Per the report, the NFLPA still may not recommend specific discipline, even if the union finds “concrete evidence” of player involvement.
That’s the right move, in our view. It’s not for the union to advise the league on discipline, given that the union will later be representing the players during their appeals. Indeed, merely making a recommendation could amount to a violation of the duty of fair representation that every union has to its members.
As to the appeal process, the question continues to be whether punishment will be meted out for on-field conduct or off-field behavior. The former would be subject to review by Art Shell or Ted Cottrell (who upheld the two-game suspension of Lions defensive tackle Ndamukong Suh and the one-game suspension of Steelers linebacker James Harrison in 2011), the latter would be handled by the league office (which overturned a $10,000 fine imposed on Steelers safety Troy Polamalu for calling his wife from the sidelines during a game).

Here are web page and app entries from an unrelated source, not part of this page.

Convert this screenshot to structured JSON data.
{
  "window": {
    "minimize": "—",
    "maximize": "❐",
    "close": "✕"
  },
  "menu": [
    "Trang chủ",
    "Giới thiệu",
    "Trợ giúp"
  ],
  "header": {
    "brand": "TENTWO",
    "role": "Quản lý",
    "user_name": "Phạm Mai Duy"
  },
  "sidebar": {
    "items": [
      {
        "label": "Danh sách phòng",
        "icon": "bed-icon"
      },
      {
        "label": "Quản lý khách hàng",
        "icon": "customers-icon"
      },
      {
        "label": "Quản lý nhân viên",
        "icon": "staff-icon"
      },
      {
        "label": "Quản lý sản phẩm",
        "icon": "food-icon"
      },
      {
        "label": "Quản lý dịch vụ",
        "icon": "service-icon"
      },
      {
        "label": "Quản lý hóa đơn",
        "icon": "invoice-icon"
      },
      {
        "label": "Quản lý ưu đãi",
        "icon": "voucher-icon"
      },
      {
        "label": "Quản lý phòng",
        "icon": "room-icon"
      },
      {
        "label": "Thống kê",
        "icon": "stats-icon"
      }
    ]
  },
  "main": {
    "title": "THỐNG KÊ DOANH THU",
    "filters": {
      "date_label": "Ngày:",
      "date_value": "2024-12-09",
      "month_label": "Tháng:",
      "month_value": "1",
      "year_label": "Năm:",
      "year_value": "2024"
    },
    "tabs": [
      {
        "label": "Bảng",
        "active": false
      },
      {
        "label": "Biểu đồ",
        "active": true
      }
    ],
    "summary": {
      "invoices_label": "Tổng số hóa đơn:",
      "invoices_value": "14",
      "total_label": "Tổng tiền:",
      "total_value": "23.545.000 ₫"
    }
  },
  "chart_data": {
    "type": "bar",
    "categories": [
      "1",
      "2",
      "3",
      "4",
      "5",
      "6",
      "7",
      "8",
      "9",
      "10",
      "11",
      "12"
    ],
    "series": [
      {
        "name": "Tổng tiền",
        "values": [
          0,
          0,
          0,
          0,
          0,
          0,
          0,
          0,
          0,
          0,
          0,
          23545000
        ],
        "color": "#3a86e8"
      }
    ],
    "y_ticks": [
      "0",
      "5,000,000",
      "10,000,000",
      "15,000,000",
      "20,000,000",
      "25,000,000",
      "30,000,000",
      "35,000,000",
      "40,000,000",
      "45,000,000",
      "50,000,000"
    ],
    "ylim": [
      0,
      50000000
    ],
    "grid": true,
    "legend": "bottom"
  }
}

And while Trotter explains that “[t]he union has great concerns about the disciplinary powers of the commissioner’s office over issues such as the bounty scandal” and that “it has never made sense for cases to be appealed to the same person who handed out the initial punishment,” it’s critical to remember that the NFLPA reaffirmed these procedures when agreeing to the new, 10-year CBA in August 2011.
The current challenge for the NFLPA continues to be walking the tightrope between protecting the players who funded or received payments from the bounty fund and protecting those who were targeted by the bounty system. For now, the prudent move will be to explore whether there’s a way to pin the full blame on the coaches, but only if the evidence supports the argument that the players who participated were coerced into doing so by their coaches — and if the players will be able to testify truthfully and persuasively that the locker-room personality cult overcame their free will.
If not, the players need to do the right thing (and, from a P.R. perspective, the smart thing) and take their medicine.